Once you have a product or service and think you have a name for it, how do you know you can use it as your own? What happens if you unintentionally use a registered trademark name?
Too many people use a name without knowing whether or not they have the legal right to do so. They organize massive marketing campaigns with names they later find they’re not allowed to use. Performing a comprehensive search before deciding which trademark to register is a wise thing to do, especially when you consider future risks of litigation.
It is a good idea to carry out some research before starting to do business with a trademark. It may not be in your best interest to use a mark if another company is already actively conducting business in the same class. The other company may object to you using the trademark and legally prohibit you from doing so.
Do I need an Attorney to perform a Trademark Search?
No, you don’t, but if you have little or no experience dealing with trademarks, we suggest you seek professional help. Our company offers a Comprehensive Trademark Study service. The Study gives you details of the classes in which you might want to register your trademark; it also lists identical and similar trademarks, and finally, you get an Attorney's recommendation about registration possibilities and use of your trademark.
Where can I perform a trademark search?
If you know a little about trademark registration, you can search using any online trademark search tool. If not, we recommend that you hire a trademark attorney or trademark service like Nominus.com to handle your trademark registration requirements, especially the trademark search because the process is complex and relatively time consuming.
Please note that if you don’t manage to complete the application process correctly, the registration can drag on for several months and end up costing far more than you intended to pay. The trademark search is a critical part of the process.
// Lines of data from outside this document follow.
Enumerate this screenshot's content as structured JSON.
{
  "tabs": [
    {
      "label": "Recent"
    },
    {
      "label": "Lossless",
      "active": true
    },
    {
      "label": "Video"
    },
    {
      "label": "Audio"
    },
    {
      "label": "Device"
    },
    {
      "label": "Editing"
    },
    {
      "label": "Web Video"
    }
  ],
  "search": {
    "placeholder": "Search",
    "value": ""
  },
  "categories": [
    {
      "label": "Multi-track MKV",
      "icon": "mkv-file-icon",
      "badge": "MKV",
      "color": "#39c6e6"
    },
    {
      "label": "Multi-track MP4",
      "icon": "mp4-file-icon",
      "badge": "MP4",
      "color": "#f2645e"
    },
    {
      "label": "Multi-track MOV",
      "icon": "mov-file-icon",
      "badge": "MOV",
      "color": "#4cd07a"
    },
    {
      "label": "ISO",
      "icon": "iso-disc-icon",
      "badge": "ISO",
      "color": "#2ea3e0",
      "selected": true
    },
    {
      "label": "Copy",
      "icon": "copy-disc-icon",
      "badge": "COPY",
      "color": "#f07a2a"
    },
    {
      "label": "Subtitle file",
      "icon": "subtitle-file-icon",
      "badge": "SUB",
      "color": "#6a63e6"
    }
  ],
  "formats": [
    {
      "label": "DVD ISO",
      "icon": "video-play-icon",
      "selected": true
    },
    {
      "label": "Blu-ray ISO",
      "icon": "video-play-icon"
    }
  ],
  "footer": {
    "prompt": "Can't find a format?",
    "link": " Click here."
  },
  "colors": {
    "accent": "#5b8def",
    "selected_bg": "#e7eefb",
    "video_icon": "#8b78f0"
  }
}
A broad trademark search is essential in today's marketplace, given the increasing number of unregistered and common law trademarks. Globalization also raises the question of entering international markets and registering trademarks in foreign countries to protect both your brand and your property rights.
Please note that even a completed comprehensive trademark search does not necessarily guarantee your trademark will be accepted and registered. A Comprehensive Trademark Study includes an extended review process and, more significantly, a formal evaluation of the likelihood that your application will be successful.